The New Agers can argue that the universe brought me that extra income because I was wishing for it and that the Law of Attraction made it manifest. And I would rebuttal with two points; firstly, I’m pretty sure it was my hard work and willingness to do what others wouldn’t that got me more work and secondly, if that was the case then why didn’t it address the feelings I was having?
It is all too easy to wish for and go after the ‘stuff’. I see now for myself that the stuff doesn’t make you happy and bring you as much fulfilment as you thought it might. It is a wonderful thing to discover actually. Again, relief. I was going after the stuff because I wanted external validation. My insecurities had such a grip on me that I would do whatever it took to be successful in order to gain respect and recognition. All the while losing self respect in the process by way of being too relaxed with my own integrity. Irony is in full force in this post!
This need for recognition and validation created the FOMO mentality that took such a strong hold on me. I wanted to master as many things as possible because I didn’t want to have any weaknesses show. Again, as irony would have it, I started breaking down. I kept looking more and more into spirituality for answers because it promised ‘unconditional love’. It was all just a downward spiral. How could I be so trapped by something that promises liberation.
Believe it or not, I’m not knocking faith. I think it is important. Only that is faith in oneself, of course. I don’t need ‘God’ or the ‘universe’ to serve me with all my wishes and desires. I want to take on challenges and grow as a person. I want the world to be a dangerous place, I want life to be hard. Because that way I get to grow and develop greater strength. I don’t want ease with out difficulty and pleasure without pain. I want to earn what I get. I can no longer do work purely for the money. I want to build a reputation and operate with integrity. I want to do work that will help me develop as a person and enable me to compete with my former self as opposed to with anyone else.
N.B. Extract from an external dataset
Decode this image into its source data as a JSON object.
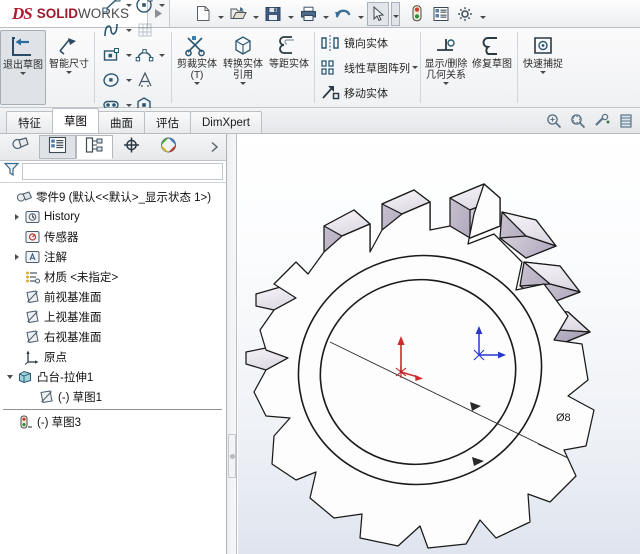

In my opinion, at the opposite end of the spectrum to (external) faith is responsibility. All I was doing was shirking responsibility. I wasn’t taking responsibility for my feelings and sensitivity. All I needed to do was just ‘Man-up’ and start accepting things for how they are rather than how I thought they ‘should’ be. Letting go of ‘shoulds’, ‘musts’ and ‘ought tos’ has been an incredibly liberating step in itself.
Having gotten more involved with science, objective reasoning, critical thinking and logic I am content with only going by evidence. Therefore I am happy that if there is no evidence for something then as far as I am concerned it doesn’t exist and therefore no need to worry about it. And that is liberation at its finest ladies and gentlemen!